Although it has a high strength, this material has a lower elastic deformation than spring steel. Rings manufactured from this bronze therefore tend towards plastic deformations in the higher-stress smaller dimensions, although, a tight fit in the groove is almost always guaranteed. In comparison with spring steel, this material's lower modulus of elasticity (115000 N/mm2) results in a reduction in its load bearing capacity and its detaching speed. Tin bronze is however, antimagnetic and, even at low temperatures, shows no tendencies towards embrittlement.
- By isothermic conversion in the bainite phase, the desired structure is achieved by quenching in molten salt with the following advantages:
- extreme toughness and thus higher permanent strength and a reduced risk of hardening cracks and better elimination of stress peaks
- less distortion due to a smaller temperature difference
- less sensitivity to hydrogen embrittlement
- energy saving and cost saving in comparison with martensitic hardening, as the subsequent tempering is inapplicable.
Hydrogen Embrittlement: Both during the cleaning phase and also during the coating processes of galvanic treatment, hydrogen atoms may be absorbed. In certain circumstances, this may lead to a hydrogen-induced delayed brittle fracture. As a rule, the risk of brittle fracture is avoided in Seeger products by means of thorough degasification of the material after the galvanization process, but this risk cannot be excluded completely (see also DIN 267, part 9).
Mechanical plating: In a special process, zinc or tin particles, or mixtures of these, are hammered or impinged onto the ring in a drum by means of glass balls of a suitable size.
Products can be aluminized for elevated corrosion protection requirements, reduced coating thickness and visual considerations. The surface will have a uniform silver finish and the corrosion protection can be compared with best results of galvanized surfaces.
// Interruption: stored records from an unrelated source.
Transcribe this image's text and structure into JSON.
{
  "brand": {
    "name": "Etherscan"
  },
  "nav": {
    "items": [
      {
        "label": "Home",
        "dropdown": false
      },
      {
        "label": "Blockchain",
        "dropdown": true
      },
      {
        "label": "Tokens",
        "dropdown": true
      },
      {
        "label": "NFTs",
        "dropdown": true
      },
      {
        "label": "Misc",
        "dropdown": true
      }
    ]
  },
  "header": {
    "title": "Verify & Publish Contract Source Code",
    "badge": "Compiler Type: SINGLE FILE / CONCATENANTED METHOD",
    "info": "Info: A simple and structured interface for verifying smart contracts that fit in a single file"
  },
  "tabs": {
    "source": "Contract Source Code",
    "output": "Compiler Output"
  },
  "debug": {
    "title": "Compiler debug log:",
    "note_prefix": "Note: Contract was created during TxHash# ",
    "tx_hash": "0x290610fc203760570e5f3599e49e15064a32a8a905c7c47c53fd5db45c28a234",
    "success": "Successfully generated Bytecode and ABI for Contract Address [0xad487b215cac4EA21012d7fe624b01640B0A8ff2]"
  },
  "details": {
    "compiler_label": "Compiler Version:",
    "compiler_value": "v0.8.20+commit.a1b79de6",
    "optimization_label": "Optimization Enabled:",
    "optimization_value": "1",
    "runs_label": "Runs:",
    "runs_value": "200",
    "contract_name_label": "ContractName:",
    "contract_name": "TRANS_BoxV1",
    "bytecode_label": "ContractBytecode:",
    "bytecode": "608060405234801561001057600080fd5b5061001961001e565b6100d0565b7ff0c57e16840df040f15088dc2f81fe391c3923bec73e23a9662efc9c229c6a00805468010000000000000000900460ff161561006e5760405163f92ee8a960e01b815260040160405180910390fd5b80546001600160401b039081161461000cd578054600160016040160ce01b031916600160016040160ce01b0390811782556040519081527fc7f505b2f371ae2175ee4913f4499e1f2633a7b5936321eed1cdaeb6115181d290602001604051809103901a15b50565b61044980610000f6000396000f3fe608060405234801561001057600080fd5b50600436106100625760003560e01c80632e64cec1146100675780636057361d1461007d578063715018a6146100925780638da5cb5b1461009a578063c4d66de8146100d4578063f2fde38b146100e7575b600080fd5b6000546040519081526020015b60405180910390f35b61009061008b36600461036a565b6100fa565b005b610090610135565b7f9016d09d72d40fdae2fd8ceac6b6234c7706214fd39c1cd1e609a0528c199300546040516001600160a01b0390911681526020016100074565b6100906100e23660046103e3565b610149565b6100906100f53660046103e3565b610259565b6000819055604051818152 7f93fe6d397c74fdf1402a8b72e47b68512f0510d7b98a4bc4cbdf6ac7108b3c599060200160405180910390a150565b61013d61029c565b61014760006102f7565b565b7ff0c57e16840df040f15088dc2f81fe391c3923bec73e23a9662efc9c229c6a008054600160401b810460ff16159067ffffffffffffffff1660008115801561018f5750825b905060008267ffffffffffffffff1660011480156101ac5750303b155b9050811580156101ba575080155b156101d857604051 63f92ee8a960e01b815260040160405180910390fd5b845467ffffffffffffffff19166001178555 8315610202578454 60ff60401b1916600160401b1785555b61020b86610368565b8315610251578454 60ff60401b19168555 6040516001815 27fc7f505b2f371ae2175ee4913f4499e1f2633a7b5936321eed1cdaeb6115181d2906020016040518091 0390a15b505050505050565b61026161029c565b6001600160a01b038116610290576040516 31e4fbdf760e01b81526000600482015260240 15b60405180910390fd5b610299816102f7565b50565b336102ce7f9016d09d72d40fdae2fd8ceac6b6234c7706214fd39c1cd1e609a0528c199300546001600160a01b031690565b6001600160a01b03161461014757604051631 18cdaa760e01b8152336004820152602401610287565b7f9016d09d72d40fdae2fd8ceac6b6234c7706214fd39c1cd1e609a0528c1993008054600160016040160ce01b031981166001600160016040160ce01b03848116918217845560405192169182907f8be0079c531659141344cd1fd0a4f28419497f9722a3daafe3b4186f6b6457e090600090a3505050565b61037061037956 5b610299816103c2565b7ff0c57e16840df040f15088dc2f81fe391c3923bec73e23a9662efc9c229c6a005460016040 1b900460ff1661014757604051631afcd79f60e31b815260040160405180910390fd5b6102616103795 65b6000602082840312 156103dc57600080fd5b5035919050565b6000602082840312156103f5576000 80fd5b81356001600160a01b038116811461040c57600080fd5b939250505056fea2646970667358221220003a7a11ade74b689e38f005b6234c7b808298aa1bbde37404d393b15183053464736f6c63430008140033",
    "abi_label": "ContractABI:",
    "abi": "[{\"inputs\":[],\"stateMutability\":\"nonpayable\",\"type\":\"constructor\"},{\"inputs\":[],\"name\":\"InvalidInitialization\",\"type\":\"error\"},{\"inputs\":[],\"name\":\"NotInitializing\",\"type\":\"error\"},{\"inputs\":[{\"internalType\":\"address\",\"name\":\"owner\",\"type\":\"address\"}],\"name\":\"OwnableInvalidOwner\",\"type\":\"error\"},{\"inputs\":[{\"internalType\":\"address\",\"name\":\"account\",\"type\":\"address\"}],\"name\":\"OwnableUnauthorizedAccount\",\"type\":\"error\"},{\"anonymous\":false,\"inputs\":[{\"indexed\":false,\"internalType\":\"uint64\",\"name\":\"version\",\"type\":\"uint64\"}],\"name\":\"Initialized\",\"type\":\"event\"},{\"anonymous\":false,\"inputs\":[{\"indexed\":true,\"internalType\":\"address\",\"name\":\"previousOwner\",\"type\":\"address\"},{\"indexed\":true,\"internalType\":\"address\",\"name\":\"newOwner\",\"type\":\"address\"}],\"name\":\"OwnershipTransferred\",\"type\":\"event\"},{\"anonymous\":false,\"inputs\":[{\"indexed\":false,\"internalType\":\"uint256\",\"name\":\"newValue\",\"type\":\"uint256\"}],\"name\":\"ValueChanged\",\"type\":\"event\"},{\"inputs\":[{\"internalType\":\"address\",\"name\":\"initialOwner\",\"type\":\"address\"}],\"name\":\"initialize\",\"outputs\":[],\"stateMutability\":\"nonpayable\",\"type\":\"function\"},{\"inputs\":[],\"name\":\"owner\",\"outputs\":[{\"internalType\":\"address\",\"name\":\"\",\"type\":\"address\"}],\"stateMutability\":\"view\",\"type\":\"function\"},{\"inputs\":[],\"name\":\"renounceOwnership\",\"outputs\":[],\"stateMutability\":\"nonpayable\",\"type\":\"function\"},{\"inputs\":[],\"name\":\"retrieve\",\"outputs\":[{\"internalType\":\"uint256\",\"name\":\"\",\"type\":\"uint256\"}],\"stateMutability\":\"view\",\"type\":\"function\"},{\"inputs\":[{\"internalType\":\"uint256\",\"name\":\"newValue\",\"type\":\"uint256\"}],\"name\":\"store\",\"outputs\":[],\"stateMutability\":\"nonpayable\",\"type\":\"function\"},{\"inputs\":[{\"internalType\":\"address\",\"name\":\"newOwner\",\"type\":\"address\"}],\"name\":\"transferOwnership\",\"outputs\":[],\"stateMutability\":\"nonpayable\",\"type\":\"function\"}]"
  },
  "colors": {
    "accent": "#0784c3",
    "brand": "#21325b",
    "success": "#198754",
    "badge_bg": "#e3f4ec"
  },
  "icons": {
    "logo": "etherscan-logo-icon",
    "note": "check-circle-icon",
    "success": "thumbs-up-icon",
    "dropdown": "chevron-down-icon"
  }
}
There will also be no danger of parts sticking together as can occur with electrophoretic painting. The risk of hydrogen embrittlement is very low in comparison with galvanizing.